● **Instructions to follow**:
Please copy out the full listing that follows exactly; no picture belongs in the copy.
Supplied entries Block Start
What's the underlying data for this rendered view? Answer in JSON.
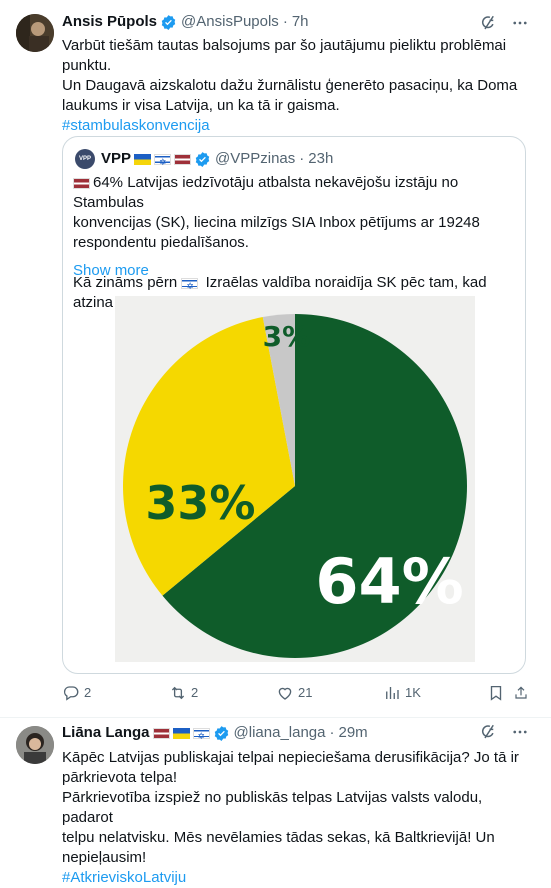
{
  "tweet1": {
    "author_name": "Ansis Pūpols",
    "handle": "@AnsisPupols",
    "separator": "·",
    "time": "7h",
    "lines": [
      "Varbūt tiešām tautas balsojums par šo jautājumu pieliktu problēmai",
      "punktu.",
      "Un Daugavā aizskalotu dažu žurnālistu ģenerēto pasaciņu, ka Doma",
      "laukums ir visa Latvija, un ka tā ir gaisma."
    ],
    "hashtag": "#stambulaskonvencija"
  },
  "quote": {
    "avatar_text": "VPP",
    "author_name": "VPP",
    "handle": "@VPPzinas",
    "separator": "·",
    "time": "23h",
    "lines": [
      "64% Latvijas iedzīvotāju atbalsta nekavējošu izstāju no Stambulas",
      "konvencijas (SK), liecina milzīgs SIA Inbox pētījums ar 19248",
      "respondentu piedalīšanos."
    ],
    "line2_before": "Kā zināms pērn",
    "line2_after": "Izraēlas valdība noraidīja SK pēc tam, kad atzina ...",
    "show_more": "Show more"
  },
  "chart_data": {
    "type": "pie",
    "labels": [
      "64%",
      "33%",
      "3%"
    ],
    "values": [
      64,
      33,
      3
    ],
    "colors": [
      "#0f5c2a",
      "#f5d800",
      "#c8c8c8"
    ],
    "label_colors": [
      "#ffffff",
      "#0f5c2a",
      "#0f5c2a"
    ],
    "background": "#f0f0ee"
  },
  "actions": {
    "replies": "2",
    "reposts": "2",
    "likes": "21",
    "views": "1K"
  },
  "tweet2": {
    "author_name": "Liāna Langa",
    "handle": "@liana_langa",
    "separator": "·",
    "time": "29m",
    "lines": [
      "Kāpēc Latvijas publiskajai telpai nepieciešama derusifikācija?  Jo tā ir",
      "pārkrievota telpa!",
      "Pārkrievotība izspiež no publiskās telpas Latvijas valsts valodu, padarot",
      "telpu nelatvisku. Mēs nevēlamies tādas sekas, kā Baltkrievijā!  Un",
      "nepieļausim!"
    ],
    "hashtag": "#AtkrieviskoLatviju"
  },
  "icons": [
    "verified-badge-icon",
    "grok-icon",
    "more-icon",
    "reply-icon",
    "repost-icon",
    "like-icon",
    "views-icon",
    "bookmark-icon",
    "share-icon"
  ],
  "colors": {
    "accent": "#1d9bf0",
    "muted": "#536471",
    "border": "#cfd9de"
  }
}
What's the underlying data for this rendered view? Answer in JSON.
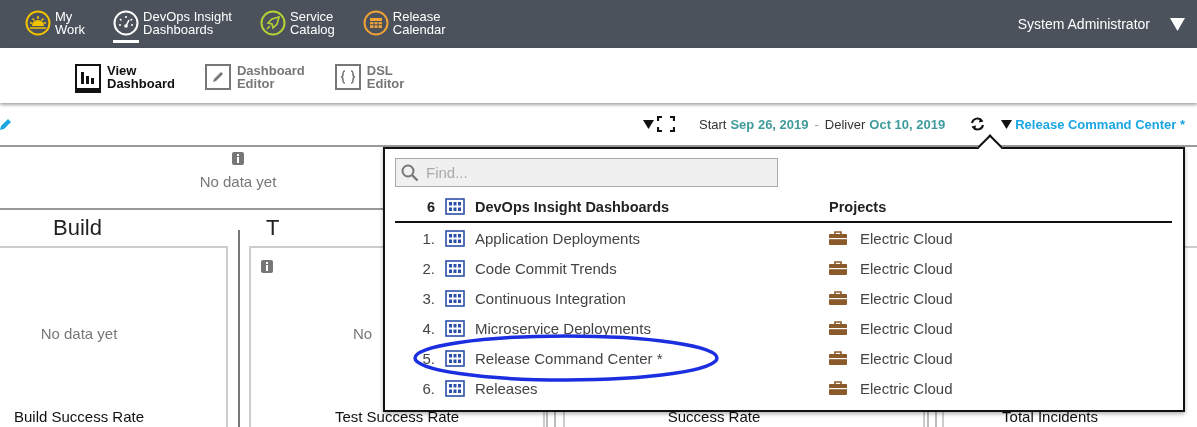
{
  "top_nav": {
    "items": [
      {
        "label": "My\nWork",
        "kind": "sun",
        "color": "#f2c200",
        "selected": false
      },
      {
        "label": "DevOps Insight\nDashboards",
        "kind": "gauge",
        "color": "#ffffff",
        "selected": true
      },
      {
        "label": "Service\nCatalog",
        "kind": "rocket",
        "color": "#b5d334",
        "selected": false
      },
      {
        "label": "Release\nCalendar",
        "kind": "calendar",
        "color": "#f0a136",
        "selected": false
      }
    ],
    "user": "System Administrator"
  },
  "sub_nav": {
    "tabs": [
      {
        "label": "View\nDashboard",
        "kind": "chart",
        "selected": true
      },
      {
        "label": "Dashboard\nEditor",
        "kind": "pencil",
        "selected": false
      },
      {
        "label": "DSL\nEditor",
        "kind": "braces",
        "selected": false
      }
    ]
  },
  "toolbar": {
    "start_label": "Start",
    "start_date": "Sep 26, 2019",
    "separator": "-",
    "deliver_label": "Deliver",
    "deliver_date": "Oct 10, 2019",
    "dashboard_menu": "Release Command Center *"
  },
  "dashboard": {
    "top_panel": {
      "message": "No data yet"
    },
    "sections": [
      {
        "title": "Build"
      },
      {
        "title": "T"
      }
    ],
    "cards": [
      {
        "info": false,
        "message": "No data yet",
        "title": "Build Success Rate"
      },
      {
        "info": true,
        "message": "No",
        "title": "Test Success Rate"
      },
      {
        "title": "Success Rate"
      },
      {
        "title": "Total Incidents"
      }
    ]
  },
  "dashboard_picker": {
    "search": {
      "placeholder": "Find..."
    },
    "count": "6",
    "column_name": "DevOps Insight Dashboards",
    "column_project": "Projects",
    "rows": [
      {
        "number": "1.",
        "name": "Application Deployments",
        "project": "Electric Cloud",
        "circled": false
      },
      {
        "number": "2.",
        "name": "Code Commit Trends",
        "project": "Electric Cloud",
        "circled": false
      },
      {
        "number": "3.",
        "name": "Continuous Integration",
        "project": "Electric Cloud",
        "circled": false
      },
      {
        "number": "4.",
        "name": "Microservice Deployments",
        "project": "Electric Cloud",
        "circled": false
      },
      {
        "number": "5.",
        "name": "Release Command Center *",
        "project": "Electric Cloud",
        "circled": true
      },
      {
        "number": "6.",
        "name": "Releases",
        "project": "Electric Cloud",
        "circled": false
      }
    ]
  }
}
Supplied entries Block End
● **Solution for this task**:
What's the underlying data for this rendered view? Answer in JSON.
{
  "tweet1": {
    "author_name": "Ansis Pūpols",
    "handle": "@AnsisPupols",
    "separator": "·",
    "time": "7h",
    "lines": [
      "Varbūt tiešām tautas balsojums par šo jautājumu pieliktu problēmai",
      "punktu.",
      "Un Daugavā aizskalotu dažu žurnālistu ģenerēto pasaciņu, ka Doma",
      "laukums ir visa Latvija, un ka tā ir gaisma."
    ],
    "hashtag": "#stambulaskonvencija"
  },
  "quote": {
    "avatar_text": "VPP",
    "author_name": "VPP",
    "handle": "@VPPzinas",
    "separator": "·",
    "time": "23h",
    "lines": [
      "64% Latvijas iedzīvotāju atbalsta nekavējošu izstāju no Stambulas",
      "konvencijas (SK), liecina milzīgs SIA Inbox pētījums ar 19248",
      "respondentu piedalīšanos."
    ],
    "line2_before": "Kā zināms pērn",
    "line2_after": "Izraēlas valdība noraidīja SK pēc tam, kad atzina ...",
    "show_more": "Show more"
  },
  "chart_data": {
    "type": "pie",
    "labels": [
      "64%",
      "33%",
      "3%"
    ],
    "values": [
      64,
      33,
      3
    ],
    "colors": [
      "#0f5c2a",
      "#f5d800",
      "#c8c8c8"
    ],
    "label_colors": [
      "#ffffff",
      "#0f5c2a",
      "#0f5c2a"
    ],
    "background": "#f0f0ee"
  },
  "actions": {
    "replies": "2",
    "reposts": "2",
    "likes": "21",
    "views": "1K"
  },
  "tweet2": {
    "author_name": "Liāna Langa",
    "handle": "@liana_langa",
    "separator": "·",
    "time": "29m",
    "lines": [
      "Kāpēc Latvijas publiskajai telpai nepieciešama derusifikācija?  Jo tā ir",
      "pārkrievota telpa!",
      "Pārkrievotība izspiež no publiskās telpas Latvijas valsts valodu, padarot",
      "telpu nelatvisku. Mēs nevēlamies tādas sekas, kā Baltkrievijā!  Un",
      "nepieļausim!"
    ],
    "hashtag": "#AtkrieviskoLatviju"
  },
  "icons": [
    "verified-badge-icon",
    "grok-icon",
    "more-icon",
    "reply-icon",
    "repost-icon",
    "like-icon",
    "views-icon",
    "bookmark-icon",
    "share-icon"
  ],
  "colors": {
    "accent": "#1d9bf0",
    "muted": "#536471",
    "border": "#cfd9de"
  }
}
What's the underlying data for this rendered view? Answer in JSON.
{
  "top_nav": {
    "items": [
      {
        "label": "My\nWork",
        "kind": "sun",
        "color": "#f2c200",
        "selected": false
      },
      {
        "label": "DevOps Insight\nDashboards",
        "kind": "gauge",
        "color": "#ffffff",
        "selected": true
      },
      {
        "label": "Service\nCatalog",
        "kind": "rocket",
        "color": "#b5d334",
        "selected": false
      },
      {
        "label": "Release\nCalendar",
        "kind": "calendar",
        "color": "#f0a136",
        "selected": false
      }
    ],
    "user": "System Administrator"
  },
  "sub_nav": {
    "tabs": [
      {
        "label": "View\nDashboard",
        "kind": "chart",
        "selected": true
      },
      {
        "label": "Dashboard\nEditor",
        "kind": "pencil",
        "selected": false
      },
      {
        "label": "DSL\nEditor",
        "kind": "braces",
        "selected": false
      }
    ]
  },
  "toolbar": {
    "start_label": "Start",
    "start_date": "Sep 26, 2019",
    "separator": "-",
    "deliver_label": "Deliver",
    "deliver_date": "Oct 10, 2019",
    "dashboard_menu": "Release Command Center *"
  },
  "dashboard": {
    "top_panel": {
      "message": "No data yet"
    },
    "sections": [
      {
        "title": "Build"
      },
      {
        "title": "T"
      }
    ],
    "cards": [
      {
        "info": false,
        "message": "No data yet",
        "title": "Build Success Rate"
      },
      {
        "info": true,
        "message": "No",
        "title": "Test Success Rate"
      },
      {
        "title": "Success Rate"
      },
      {
        "title": "Total Incidents"
      }
    ]
  },
  "dashboard_picker": {
    "search": {
      "placeholder": "Find..."
    },
    "count": "6",
    "column_name": "DevOps Insight Dashboards",
    "column_project": "Projects",
    "rows": [
      {
        "number": "1.",
        "name": "Application Deployments",
        "project": "Electric Cloud",
        "circled": false
      },
      {
        "number": "2.",
        "name": "Code Commit Trends",
        "project": "Electric Cloud",
        "circled": false
      },
      {
        "number": "3.",
        "name": "Continuous Integration",
        "project": "Electric Cloud",
        "circled": false
      },
      {
        "number": "4.",
        "name": "Microservice Deployments",
        "project": "Electric Cloud",
        "circled": false
      },
      {
        "number": "5.",
        "name": "Release Command Center *",
        "project": "Electric Cloud",
        "circled": true
      },
      {
        "number": "6.",
        "name": "Releases",
        "project": "Electric Cloud",
        "circled": false
      }
    ]
  }
}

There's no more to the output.